Exercise aim: All lines in the records that carry the string "true" are to be shown.

(Page and application data records)
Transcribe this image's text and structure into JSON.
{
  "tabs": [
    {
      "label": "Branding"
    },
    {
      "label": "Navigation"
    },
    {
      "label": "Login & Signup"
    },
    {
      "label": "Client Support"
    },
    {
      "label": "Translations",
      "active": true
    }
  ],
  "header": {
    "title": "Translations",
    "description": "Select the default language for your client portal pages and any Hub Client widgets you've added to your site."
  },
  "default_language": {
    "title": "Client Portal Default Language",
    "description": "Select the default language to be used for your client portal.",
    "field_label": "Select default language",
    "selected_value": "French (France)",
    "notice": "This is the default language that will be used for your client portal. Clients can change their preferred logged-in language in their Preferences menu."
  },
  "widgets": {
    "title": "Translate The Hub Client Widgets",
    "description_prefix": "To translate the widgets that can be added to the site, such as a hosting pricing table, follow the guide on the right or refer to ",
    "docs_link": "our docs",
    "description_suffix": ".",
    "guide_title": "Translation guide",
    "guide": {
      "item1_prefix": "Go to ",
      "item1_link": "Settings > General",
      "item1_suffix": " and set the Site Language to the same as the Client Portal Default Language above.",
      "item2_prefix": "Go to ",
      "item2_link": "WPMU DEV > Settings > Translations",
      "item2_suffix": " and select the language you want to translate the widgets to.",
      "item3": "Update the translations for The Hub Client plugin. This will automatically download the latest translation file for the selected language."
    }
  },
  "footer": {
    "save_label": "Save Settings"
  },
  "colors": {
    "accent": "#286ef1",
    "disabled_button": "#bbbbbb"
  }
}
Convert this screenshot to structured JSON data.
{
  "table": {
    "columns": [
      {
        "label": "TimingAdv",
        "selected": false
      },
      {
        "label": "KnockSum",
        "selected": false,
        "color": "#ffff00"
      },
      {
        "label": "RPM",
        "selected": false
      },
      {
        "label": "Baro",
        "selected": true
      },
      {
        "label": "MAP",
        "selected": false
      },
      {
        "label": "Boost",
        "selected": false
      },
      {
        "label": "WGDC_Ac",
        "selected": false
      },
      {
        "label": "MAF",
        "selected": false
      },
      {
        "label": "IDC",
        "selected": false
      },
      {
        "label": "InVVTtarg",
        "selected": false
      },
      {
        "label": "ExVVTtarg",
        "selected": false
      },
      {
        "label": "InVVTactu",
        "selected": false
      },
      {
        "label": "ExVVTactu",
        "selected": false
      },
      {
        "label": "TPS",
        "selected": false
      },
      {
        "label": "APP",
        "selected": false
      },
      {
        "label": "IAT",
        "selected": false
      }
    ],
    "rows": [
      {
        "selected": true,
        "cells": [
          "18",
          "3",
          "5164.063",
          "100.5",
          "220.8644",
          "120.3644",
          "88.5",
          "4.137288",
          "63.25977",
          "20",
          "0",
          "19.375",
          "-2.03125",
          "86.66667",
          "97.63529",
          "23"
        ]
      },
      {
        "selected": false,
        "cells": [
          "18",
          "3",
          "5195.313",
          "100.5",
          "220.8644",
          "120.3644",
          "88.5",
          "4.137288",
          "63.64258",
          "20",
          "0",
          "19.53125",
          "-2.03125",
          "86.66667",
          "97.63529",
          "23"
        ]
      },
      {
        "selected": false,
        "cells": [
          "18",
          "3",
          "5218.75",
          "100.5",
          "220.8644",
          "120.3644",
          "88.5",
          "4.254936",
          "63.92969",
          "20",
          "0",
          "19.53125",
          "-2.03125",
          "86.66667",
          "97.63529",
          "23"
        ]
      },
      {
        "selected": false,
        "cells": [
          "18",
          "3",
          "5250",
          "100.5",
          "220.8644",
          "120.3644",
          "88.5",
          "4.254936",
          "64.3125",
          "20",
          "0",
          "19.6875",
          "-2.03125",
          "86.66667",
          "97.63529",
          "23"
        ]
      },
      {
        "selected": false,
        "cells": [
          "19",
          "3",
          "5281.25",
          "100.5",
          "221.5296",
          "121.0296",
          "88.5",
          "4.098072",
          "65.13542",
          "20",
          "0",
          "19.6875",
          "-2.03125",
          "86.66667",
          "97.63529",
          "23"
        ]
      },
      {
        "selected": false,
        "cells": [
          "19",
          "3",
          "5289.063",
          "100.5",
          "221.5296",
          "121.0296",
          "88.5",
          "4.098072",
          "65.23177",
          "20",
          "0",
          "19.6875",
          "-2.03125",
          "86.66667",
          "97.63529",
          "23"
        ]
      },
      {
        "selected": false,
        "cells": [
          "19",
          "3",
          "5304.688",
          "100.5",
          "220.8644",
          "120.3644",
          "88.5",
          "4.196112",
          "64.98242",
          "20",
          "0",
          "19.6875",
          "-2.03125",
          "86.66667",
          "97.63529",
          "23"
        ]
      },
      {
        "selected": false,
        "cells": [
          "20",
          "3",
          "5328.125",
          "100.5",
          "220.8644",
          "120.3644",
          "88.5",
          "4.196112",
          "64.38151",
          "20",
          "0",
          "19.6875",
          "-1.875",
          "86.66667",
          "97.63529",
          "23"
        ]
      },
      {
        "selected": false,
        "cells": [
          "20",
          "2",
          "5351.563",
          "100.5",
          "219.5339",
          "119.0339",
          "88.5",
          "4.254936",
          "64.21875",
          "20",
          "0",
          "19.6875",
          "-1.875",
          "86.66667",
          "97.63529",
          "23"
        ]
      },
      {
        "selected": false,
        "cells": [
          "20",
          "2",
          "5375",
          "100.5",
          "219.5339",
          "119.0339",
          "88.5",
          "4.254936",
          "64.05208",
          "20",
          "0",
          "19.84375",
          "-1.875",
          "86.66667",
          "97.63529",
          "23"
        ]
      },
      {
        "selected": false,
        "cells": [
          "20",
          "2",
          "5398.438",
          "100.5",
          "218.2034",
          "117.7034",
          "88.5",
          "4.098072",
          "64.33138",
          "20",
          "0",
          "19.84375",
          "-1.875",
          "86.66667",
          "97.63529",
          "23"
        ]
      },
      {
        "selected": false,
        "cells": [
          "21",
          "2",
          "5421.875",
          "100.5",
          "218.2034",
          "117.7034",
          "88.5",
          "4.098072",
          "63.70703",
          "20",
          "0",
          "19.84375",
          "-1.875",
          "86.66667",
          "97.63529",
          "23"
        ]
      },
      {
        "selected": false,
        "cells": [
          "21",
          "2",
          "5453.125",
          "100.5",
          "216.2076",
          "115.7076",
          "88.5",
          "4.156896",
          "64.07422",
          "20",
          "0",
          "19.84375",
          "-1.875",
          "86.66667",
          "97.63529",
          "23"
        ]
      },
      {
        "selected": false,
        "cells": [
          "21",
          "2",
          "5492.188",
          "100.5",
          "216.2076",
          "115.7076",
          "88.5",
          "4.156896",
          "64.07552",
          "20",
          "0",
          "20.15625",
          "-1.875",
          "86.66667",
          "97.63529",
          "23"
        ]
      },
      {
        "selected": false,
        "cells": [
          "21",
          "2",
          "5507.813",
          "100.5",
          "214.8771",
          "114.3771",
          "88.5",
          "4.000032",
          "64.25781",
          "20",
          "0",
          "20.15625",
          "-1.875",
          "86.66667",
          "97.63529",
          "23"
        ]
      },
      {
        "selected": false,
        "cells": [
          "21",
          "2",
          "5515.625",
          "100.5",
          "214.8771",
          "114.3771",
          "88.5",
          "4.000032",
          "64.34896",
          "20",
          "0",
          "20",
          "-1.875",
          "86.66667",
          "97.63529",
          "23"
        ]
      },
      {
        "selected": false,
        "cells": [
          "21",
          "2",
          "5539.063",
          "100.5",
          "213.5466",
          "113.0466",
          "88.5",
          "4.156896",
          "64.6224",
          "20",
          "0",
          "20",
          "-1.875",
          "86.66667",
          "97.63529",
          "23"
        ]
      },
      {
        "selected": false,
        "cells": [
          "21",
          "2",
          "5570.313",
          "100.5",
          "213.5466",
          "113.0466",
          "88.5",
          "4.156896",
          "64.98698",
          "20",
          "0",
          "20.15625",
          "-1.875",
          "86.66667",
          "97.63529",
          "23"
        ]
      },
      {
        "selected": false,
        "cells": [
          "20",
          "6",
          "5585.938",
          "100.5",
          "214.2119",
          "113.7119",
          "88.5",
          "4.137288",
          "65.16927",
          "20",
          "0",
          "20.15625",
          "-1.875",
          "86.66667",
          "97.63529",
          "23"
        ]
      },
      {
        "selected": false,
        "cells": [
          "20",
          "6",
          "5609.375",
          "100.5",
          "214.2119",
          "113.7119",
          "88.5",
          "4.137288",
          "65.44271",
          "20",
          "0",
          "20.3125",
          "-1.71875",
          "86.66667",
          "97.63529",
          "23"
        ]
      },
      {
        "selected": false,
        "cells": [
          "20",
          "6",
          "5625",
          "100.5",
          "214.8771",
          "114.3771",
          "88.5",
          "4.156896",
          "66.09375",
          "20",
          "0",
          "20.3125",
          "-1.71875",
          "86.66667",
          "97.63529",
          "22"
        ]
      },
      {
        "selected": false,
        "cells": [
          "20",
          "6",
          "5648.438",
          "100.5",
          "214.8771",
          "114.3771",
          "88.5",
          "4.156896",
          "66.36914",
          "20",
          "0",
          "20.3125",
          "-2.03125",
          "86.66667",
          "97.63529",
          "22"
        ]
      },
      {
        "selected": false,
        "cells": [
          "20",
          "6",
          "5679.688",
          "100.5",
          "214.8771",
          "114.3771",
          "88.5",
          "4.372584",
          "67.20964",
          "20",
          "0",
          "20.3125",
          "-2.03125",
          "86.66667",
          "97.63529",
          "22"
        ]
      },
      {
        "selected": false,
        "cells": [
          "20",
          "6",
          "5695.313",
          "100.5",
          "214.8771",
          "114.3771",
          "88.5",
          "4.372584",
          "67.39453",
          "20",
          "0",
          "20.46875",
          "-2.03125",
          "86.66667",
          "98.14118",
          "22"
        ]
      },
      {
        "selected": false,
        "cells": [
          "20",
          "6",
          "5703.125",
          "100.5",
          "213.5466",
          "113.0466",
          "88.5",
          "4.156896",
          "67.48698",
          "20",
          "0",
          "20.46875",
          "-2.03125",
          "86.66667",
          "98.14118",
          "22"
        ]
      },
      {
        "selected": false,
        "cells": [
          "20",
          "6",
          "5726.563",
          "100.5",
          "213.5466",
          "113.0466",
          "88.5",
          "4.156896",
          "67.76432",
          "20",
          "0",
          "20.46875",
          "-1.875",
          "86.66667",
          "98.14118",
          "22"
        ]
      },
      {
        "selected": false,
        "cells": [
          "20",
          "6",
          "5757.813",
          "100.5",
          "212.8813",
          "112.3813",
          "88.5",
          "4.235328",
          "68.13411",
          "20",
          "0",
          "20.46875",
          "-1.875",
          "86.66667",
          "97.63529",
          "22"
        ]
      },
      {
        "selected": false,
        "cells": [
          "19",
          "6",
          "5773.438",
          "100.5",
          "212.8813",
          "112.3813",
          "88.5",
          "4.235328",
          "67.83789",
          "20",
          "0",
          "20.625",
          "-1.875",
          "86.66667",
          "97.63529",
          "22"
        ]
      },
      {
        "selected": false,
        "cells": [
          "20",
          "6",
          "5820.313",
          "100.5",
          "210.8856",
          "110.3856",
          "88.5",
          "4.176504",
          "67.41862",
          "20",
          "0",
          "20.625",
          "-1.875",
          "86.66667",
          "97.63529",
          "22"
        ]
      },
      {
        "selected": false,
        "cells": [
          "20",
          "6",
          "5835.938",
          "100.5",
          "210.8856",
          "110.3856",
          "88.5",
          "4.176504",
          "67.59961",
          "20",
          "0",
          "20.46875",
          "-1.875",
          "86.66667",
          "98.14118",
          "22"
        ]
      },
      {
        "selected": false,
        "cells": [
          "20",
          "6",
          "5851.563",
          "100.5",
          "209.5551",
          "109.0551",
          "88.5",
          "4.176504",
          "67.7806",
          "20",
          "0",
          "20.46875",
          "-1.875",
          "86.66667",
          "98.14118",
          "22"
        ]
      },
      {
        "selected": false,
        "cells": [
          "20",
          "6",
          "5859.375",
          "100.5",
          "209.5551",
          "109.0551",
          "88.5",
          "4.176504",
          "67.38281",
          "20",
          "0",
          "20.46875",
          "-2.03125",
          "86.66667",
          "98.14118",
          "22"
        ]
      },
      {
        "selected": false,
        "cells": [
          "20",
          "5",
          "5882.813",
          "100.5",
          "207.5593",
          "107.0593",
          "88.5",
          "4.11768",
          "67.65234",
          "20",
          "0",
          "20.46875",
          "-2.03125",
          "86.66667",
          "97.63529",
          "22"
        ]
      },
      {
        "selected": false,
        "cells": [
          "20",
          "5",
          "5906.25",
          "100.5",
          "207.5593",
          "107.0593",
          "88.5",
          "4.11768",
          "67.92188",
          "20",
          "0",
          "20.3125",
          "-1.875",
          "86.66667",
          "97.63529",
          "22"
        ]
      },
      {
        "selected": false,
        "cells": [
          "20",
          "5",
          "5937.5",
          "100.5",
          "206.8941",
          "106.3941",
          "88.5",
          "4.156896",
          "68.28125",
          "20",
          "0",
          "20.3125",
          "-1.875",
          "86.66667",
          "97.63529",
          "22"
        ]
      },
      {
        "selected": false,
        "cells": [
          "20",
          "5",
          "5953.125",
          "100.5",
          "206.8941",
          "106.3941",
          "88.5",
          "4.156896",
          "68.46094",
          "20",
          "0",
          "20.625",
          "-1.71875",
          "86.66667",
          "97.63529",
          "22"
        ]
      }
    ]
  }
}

Task response:
      "active": true
        "selected": true
        "selected": true,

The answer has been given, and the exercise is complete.